BLACKSBURG, Va., June 22, 2012 – Virginia Tech’s Office of Learning Technologies won the 2012 Teaching with Sakai Innovation Award for its use of ePortfolios in First Year Experiences Pathways to Success courses.
Sakai is the open-source learning environment that Virginia Tech has branded “Scholar,” which is the primary platform the university uses to build ePortfolios. The award is based specifically on ePortfolio use in the First Year Experiences courses.
The Pathways to Success courses help students develop their problem solving, inquiry, and integration of learning skills. “The use of ePortfolios reinforces the goals of the Pathways to Success program,” said Marc Zaldivar, director of ePortfolio Initiatives in the Office of Learning Technologies. “They can be used to meet student needs for learning and professional development, while enhancing opportunities for authentic assessment of student learning on behalf of the institution.”
“Pathways to Success courses are able to customize their ePortfolio approach to fit their individual needs,” added Teggin Summers, assistant director of ePortfolio Initiatives in the Office of Learning Technologies. “By leveraging the flexibility of the tools and using them to their full capacity, programs have been able to develop curriculum that includes authentic reflection and assessment for students.”

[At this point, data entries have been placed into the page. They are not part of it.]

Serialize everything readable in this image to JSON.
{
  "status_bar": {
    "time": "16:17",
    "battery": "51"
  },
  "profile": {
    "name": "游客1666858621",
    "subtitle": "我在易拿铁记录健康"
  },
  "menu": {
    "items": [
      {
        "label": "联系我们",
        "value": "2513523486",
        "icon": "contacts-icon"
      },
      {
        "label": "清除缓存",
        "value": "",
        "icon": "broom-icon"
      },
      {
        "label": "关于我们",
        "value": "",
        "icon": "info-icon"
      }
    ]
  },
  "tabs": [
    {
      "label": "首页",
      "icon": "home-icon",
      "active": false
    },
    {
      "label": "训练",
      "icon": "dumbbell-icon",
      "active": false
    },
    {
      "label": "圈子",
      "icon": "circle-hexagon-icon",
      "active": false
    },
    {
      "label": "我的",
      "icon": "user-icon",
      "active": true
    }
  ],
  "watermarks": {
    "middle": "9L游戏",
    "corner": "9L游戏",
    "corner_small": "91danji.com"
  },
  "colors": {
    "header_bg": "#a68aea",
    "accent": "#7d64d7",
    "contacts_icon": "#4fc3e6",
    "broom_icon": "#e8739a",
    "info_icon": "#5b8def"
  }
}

The Pathways to Success program currently serves around 2,000 students, with a goal of reaching all first-year and transfer students by 2015.

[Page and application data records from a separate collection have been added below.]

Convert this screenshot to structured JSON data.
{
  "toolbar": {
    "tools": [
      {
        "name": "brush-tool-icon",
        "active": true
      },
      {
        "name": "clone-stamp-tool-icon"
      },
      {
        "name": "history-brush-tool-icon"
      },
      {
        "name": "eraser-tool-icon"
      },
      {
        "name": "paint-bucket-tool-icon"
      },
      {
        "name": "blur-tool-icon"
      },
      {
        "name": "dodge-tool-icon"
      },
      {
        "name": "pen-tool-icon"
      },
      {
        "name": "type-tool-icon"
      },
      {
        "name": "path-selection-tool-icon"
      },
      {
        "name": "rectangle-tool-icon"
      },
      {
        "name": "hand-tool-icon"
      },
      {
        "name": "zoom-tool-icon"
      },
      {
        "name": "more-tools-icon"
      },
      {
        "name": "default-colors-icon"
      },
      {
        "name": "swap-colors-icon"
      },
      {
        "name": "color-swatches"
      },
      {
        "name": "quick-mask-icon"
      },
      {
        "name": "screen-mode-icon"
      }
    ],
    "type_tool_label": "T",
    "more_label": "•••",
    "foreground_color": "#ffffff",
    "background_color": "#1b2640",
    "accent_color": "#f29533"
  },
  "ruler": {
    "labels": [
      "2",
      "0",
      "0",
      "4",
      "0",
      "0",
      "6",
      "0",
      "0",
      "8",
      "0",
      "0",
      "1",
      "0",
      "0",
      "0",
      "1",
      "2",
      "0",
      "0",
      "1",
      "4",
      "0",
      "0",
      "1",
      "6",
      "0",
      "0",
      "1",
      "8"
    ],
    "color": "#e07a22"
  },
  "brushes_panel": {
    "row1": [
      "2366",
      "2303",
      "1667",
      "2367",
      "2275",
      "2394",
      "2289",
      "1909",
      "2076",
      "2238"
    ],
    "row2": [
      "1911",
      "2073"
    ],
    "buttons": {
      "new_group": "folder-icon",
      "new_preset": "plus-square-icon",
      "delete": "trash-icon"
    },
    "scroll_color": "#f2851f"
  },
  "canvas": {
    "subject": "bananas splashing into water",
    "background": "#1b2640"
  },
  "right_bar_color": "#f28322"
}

“The First Year Experiences program is designed to provide students with the appropriate tools for exploration and discovery with opportunities to fully engage as learners,” said Mary Ann Lewis, director of the Office of First Year Experiences. “The use of ePortfolios can open up those doors for students to reflect and build life-long learning skills.”
According to the Sakai Foundation, the award is based on “an innovative course or educational experience that, by design, engages and challenges students, resulting in greater student interest, a deeper level of understanding and/or a lasting change in the students’ perception of an issue or topic.” In 2010, Karen Swenson, associate professor in the Department of English, won an honorable mention for her use of Scholar’s wiki tool to build a community of student scholars.
Individuals or departments interested in learning about ePortfolio use in the classroom can learn more on the ePortfolio Initiatives website, including examples of student portfolios and video tutorials.
The Division of Undergraduate Education provides academic support, programs, and courses that touch on every aspect of the undergraduate experience, from recruitment to graduation and beyond. Its offices, units, and centers advocate for ways to create and nurture a vibrant and diverse community of engaged learners, while supporting the development of innovative and dynamic faculty. The division is committed to excellence in student access, retention, and success for the university’s 24,000 undergraduate students.